During the 2022 Horizons Symposium on Heat Transfer in Environmental Technologies, McElrath presented a study  that tested the effectiveness of the I2 vapor infusion technology compared with traditional chlorine treatment in a cooling water flow loop. He concluded that I2 vapor infusion is a promising alternative to chlorine treatment for mitigating biofouling in condenser tubes. This technology also demonstrated the potential to mitigate buildup of sediment in condenser tubes.
Vapor infusion implementation
The vapor infusion system is relatively compact and easily installed on most heat exchangers (Figure 6). The system requires a compressed air and electric source, as well as a simple connection to the treated water flow stream. The vapor infusion system operating conditions are based on the heat exchanger operating conditions, including water flow rate, temperature, and pressure. The system functions automatically, infusing periodically depending on heat exchanger application and cooling system operation. The only labor required after installation is a periodic cartridge change and simple maintenance of air filters for excessive moisture and/or oil from the compressed air source. Heat Transfer Research, Inc. (HTRI) is the exclusive worldwide provider for vapor infusion technology for heat exchanger and water processing applications using fluid flow. For more detailed information or to request a presentation about the vapor infusion technology to you or your company, visit https://www.htri.net/vapor-infusion.

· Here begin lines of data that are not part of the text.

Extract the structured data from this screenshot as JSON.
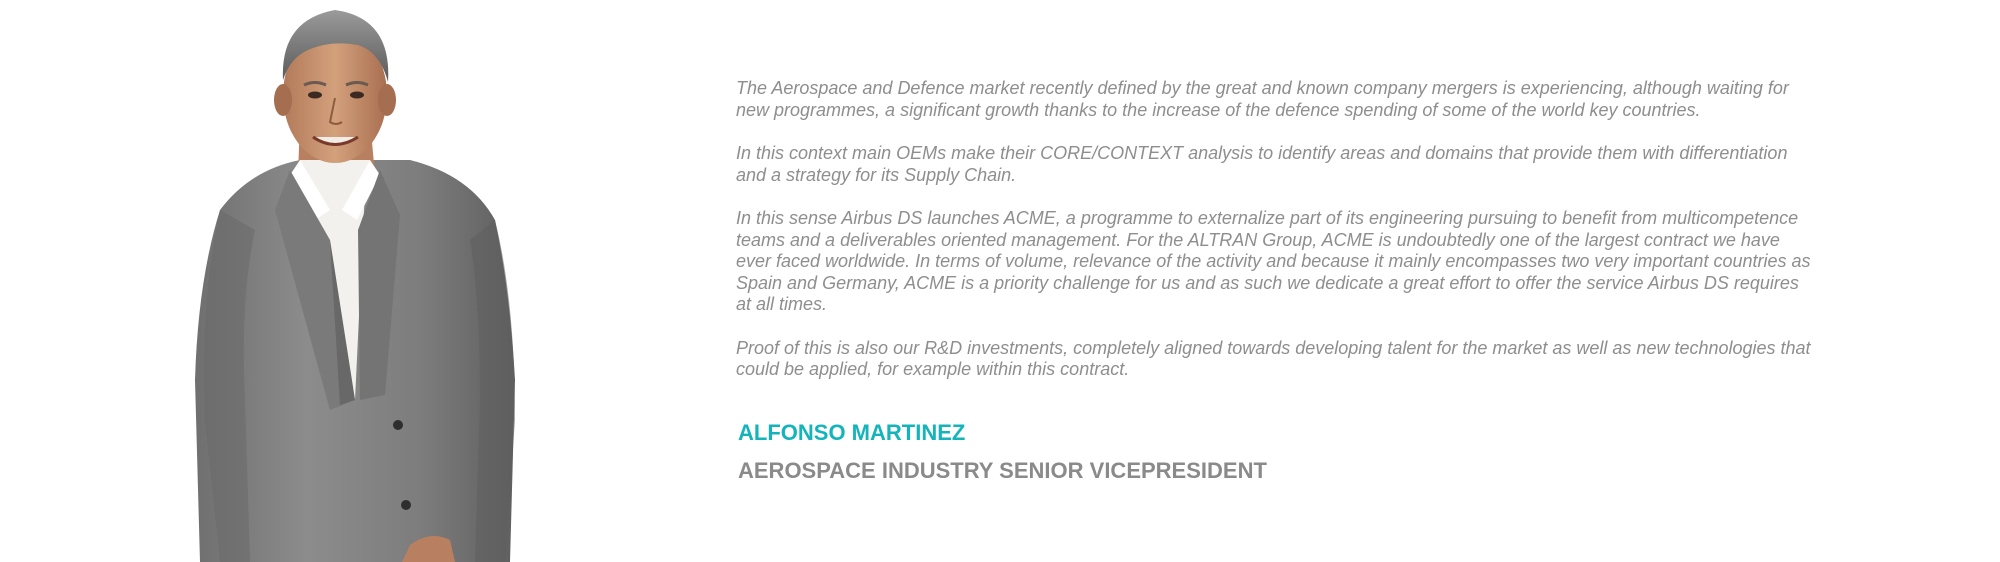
{
  "paragraphs": [
    "The Aerospace and Defence market recently defined by the great and known company mergers is experiencing, although waiting for new programmes, a significant growth thanks to the increase of the defence spending of some of the world key countries.",
    "In this context main OEMs make their CORE/CONTEXT analysis to identify areas and domains that provide them with differentiation and a strategy for its Supply Chain.",
    "In this sense Airbus DS launches ACME, a programme to externalize part of its engineering pursuing to benefit from multicompetence teams and a deliverables oriented management. For the ALTRAN Group, ACME is undoubtedly one of the largest contract  we have ever faced worldwide. In terms of volume, relevance of the activity and because it mainly encompasses two very important countries as Spain and Germany,  ACME is a priority challenge for us and as such we dedicate a great effort to offer the service Airbus DS requires at all times.",
    "Proof of this is also our R&D investments, completely aligned towards developing talent for the market as well as new technologies that could be applied, for example within this contract."
  ],
  "person": {
    "name": "ALFONSO MARTINEZ",
    "title": "AEROSPACE INDUSTRY SENIOR VICEPRESIDENT"
  },
  "colors": {
    "name_accent": "#14b4bb",
    "body_text": "#8e8e8e",
    "title_text": "#8a8a8a"
  }
}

1. T. Casanueva-Robles and T. R. Bott, The environmental effect of heat exchanger fouling: A case study, Proc. 6th Intl. Conf. Heat Exchanger Fouling and Cleaning – Challenges and Opportunities, Eds. H. Müller-Steinhagen, M. R. Malayeri, and A. P. Watkinson, ECI Symposium Series, Vol. RP2, 278 – 282 (2005).
2. J. McElrath, A study of iodine vapor infusion to mitigate fouling of cooling tower water, Proc. 2022 Horizons Symposium, 59 – 72 (2022). [Online] https://www.htri.net/
About the author
Michael Radicone is Specialty Products Lead for Heat Transfer Research, Inc. the global leader in process heat transfer technology and design. Michael is also the President and Chief Science Officer of I2 Air Fluid Innovation, Inc, developers of the vapor infusion protocol for heat exchangers and gas scrubbers and mercuric transformational additives for wastewater.